Today, the best performing battery in terms of specific energy and specific power is the secondary lithium-metal (Li-metal). However, uncontrolled dendrite growth during Li depositing/stripping in rechargeable Li metal based batteries has prevented their practical applications over the past 40 years. To address this issue, researchers have now proposed a novel method of modulating the lithium ion adsorption to suppress lithium dendrite growth by employing glass fiber as solid electrolytes with plenty of polar functional groups as the interlayer between Li metal anode and routine polymer separator.

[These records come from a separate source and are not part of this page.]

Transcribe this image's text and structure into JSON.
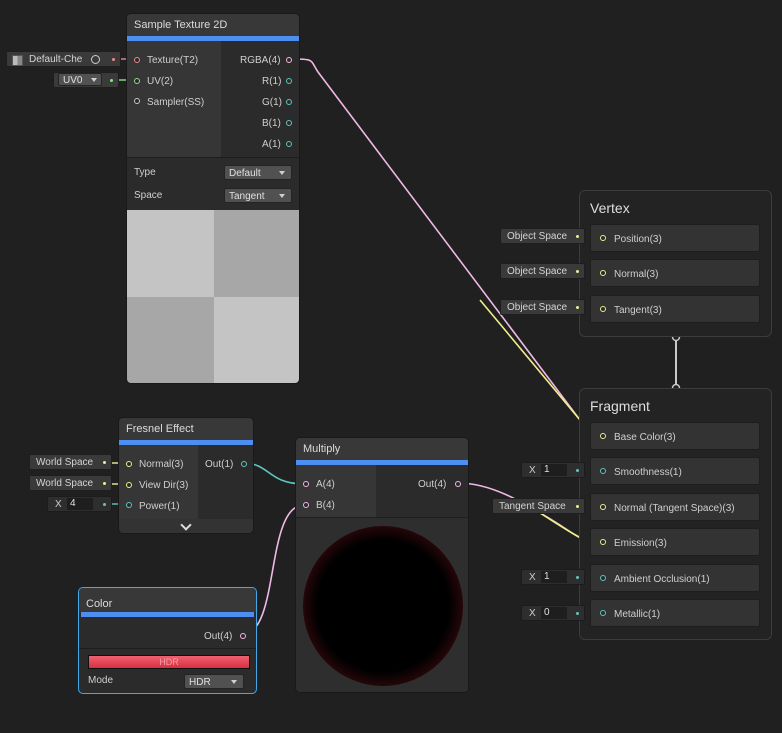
{
  "colors": {
    "background": "#202020",
    "accent_bar": "#4c8ff0",
    "texture_port": "#f08888",
    "uv_port": "#8fe08a",
    "vector1_port": "#5fc6c0",
    "vector3_port": "#f0ee8a",
    "vector4_port": "#f0b8e6",
    "hdr_color": "#e04a58"
  },
  "sample_texture": {
    "title": "Sample Texture 2D",
    "inputs": [
      "Texture(T2)",
      "UV(2)",
      "Sampler(SS)"
    ],
    "outputs": [
      "RGBA(4)",
      "R(1)",
      "G(1)",
      "B(1)",
      "A(1)"
    ],
    "type_label": "Type",
    "type_value": "Default",
    "space_label": "Space",
    "space_value": "Tangent",
    "texture_chip": "Default-Che",
    "uv_chip": "UV0"
  },
  "fresnel": {
    "title": "Fresnel Effect",
    "inputs": [
      "Normal(3)",
      "View Dir(3)",
      "Power(1)"
    ],
    "output": "Out(1)",
    "normal_chip": "World Space",
    "viewdir_chip": "World Space",
    "power_label": "X",
    "power_value": "4"
  },
  "multiply": {
    "title": "Multiply",
    "inputs": [
      "A(4)",
      "B(4)"
    ],
    "output": "Out(4)"
  },
  "color_node": {
    "title": "Color",
    "output": "Out(4)",
    "swatch_label": "HDR",
    "mode_label": "Mode",
    "mode_value": "HDR"
  },
  "vertex": {
    "title": "Vertex",
    "slots": [
      {
        "label": "Position(3)",
        "chip": "Object Space"
      },
      {
        "label": "Normal(3)",
        "chip": "Object Space"
      },
      {
        "label": "Tangent(3)",
        "chip": "Object Space"
      }
    ]
  },
  "fragment": {
    "title": "Fragment",
    "slots": [
      {
        "label": "Base Color(3)"
      },
      {
        "label": "Smoothness(1)",
        "x_label": "X",
        "x_value": "1"
      },
      {
        "label": "Normal (Tangent Space)(3)",
        "chip": "Tangent Space"
      },
      {
        "label": "Emission(3)"
      },
      {
        "label": "Ambient Occlusion(1)",
        "x_label": "X",
        "x_value": "1"
      },
      {
        "label": "Metallic(1)",
        "x_label": "X",
        "x_value": "0"
      }
    ]
  }
}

Ultrasonics is a promising, non-invasive characterization technique for fluids. The scattering of ultrasound through colloidal suspensions allows determination of accurate particle size distribution, density, and concentration. Controlling these properties enables accurate characterization of nanomedicine drugs and understanding of nanoparticles present in biological systems. Ultrasound is particularly helpful in analyzing optically opaque samples, which have to be heavily diluted in order to be analyzed with optical methods. New work demonstrates for the first time new phenomena in the ultrasonic scattering in nanofluids.
Lithium-sulfur (Li-S) batteries, which employ sulfur as cathode and metallic lithium as anode materials, have been extensively studied as promising alternatives to the widely used lithium-ion batteries because - theoretically - they can render 3-6 times higher energy density. In practice, though, it has proven challenging to approach that theoretical value. Specifically, the rapid capacity fading, low Coulombic efficiency, and irreversible loss of active materials have impeded large-scale commercial use of Li-S batteries. Researchers now have shown that trapping lithium polysulfide species on (nanoscale) host materials is an effective way to overcome these challenges.
Nanomaterials like graphene and fullerenes provide an excellent platform to enhance weak signals from biomarkers. While graphene and fullerenes perform very well for detecting isolated biomarkers, their ability to amplify emission of biomarkers in a real physiological milieu is limited due to their strong interactions with other biomolecules such as proteins and lipids. A team of researchers now have developed new sensing platforms that use two-dimensional materials beyond graphene.
In order to make robots and robotic technology more human-like and more human-friendly, smart skin technology is a critical element that helps robots sense the world. These electronic or smart skins could help machines to accurately perceive the environment and better assist human owners. By applying the triboelectric effect and planar electrostatic induction, researchers for the first time have created a self-powered analogue smart skin.
Modern liquid crystals devices utilize high resistivity liquid crystals characterized by negligibly small concentration of mobile ions. However, these devices are prone to uncontrolled ionic contamination. This contamination can easily happen at any stage of the device fabrication or while operating the device. Ions in liquid crystals can compromise the overall performance of the device by leading to many negative side effects such as image sticking, image flickering, and slow response. Solving these problems requires the development of new methods, suitable for the permanent purification of liquid crystals from ions.
To explore the intrinsic mechanisms of the electrochemical reactions of porous graphene oxide in situ, the single-nanowire electrochemical probe is an effective tool. Although graphene is usually used as an additive in active materials to improve the electrochemical performance, how graphene influences the electrochemical performance and reaction mechanisms of electrode materials is under dispute. To address these issues, researchers have explored single-nanowire electrochemical devices to investigate the capacitance, ion diffusion coefficient, and charge storage mechanisms of graphene.
The drawbacks of existing measures for calibrating scanning probe microscopes (SPMs) based on various diffraction gratings and periodic microstructures, are large period and large error of period. Both factors prevent using these measures for precise calibration of SPMs and other instruments operating in the nanometer range. To address this issue, researchers have developed a method of calibration of a scanning probe microscope by lattice constant of a crystal.